Work out how many lines in the data below include "object", then reply with that number only.

# [ENTRIES SUPPLIED]
******
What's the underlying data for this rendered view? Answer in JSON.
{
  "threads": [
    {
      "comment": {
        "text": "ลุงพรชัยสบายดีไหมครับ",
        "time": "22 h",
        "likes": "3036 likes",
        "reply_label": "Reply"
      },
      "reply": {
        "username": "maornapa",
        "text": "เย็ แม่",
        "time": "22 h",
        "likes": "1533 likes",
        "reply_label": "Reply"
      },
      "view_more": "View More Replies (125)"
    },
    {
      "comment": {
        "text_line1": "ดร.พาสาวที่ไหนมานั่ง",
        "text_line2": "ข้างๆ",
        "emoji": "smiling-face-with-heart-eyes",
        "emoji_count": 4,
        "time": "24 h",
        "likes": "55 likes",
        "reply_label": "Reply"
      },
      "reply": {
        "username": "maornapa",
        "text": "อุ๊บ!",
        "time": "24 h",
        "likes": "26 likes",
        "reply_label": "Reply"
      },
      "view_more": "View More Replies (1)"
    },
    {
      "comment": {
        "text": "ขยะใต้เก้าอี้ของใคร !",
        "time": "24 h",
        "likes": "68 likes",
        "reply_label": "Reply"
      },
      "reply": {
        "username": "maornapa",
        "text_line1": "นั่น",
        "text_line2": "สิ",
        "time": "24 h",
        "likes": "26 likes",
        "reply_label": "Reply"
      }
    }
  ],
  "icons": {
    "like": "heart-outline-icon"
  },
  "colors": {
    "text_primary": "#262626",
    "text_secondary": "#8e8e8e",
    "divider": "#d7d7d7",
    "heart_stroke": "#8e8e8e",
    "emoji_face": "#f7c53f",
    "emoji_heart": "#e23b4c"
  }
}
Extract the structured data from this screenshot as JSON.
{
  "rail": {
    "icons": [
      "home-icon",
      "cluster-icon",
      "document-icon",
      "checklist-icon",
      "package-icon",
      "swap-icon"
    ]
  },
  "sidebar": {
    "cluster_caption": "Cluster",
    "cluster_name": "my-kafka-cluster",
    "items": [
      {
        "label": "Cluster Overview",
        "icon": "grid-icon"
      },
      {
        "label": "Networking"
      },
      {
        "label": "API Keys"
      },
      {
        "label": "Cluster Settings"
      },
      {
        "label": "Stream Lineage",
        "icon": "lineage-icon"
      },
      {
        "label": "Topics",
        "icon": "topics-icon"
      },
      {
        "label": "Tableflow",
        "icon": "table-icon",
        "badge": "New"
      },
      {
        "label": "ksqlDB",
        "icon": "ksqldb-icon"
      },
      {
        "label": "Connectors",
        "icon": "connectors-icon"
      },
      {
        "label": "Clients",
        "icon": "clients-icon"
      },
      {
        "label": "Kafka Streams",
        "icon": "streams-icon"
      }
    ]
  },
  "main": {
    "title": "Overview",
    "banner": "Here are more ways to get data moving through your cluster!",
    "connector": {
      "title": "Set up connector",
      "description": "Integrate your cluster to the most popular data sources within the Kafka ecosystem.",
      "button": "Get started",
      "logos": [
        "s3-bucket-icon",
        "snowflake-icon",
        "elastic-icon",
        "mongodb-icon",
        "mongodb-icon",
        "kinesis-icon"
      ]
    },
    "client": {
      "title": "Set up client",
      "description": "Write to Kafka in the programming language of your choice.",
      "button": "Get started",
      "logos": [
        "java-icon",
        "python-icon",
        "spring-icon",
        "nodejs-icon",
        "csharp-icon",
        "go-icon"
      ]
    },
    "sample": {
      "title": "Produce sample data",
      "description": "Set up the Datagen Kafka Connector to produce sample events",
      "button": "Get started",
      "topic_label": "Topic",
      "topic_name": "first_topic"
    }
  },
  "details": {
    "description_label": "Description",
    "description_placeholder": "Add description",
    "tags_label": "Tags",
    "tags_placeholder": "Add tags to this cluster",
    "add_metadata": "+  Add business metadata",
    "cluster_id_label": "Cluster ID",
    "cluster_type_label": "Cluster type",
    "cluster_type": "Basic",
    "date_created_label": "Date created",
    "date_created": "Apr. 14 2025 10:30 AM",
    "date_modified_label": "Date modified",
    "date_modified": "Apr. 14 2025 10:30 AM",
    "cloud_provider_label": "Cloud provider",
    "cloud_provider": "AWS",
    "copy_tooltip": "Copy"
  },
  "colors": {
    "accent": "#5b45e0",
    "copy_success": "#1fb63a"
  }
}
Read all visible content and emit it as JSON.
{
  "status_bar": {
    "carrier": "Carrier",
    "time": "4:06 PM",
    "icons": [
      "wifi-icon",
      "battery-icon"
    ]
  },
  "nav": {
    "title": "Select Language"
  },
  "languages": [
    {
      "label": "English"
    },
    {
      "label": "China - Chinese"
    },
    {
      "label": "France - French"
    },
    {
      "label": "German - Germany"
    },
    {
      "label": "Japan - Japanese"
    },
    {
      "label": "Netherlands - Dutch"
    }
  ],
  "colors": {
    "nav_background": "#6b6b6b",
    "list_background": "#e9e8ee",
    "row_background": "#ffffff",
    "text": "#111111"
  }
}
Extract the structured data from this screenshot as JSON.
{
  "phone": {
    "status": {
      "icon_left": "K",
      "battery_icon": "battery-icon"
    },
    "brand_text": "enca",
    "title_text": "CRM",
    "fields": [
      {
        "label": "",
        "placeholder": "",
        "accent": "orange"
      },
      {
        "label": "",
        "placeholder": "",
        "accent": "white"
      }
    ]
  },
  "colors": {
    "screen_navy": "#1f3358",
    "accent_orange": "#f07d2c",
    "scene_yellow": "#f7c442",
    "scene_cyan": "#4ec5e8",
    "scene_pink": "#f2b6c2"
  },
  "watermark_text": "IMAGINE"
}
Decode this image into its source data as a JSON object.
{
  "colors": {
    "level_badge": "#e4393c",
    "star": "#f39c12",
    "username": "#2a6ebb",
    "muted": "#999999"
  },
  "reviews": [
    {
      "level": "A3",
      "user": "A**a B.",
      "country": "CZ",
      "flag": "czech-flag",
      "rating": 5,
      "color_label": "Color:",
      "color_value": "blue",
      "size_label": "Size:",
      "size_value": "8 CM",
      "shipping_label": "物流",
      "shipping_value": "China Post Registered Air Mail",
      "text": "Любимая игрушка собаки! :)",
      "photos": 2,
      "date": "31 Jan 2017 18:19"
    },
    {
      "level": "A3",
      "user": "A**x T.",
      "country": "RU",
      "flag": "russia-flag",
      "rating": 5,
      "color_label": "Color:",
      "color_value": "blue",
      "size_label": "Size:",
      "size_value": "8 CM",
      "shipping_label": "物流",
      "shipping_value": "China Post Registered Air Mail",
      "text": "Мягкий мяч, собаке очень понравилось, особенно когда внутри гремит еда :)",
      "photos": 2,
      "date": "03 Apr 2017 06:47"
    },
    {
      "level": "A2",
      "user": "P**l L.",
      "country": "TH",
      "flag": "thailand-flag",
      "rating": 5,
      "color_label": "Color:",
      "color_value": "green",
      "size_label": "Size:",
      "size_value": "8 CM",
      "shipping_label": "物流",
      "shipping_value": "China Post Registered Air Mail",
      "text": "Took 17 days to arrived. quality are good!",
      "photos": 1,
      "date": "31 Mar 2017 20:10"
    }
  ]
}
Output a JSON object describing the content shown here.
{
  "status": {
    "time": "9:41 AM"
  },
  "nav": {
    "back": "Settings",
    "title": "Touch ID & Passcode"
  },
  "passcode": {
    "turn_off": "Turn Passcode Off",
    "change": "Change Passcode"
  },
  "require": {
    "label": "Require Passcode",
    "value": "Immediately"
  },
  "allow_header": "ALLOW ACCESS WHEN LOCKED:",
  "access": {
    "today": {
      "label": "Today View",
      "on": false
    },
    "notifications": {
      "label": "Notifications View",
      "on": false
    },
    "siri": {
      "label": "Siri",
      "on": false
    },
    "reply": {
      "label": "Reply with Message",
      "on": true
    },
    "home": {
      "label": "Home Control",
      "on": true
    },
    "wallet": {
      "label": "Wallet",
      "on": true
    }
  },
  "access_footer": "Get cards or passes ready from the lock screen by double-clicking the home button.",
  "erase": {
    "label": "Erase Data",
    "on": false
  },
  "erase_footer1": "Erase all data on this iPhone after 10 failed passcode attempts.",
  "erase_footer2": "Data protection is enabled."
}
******
# [SOLUTION]
2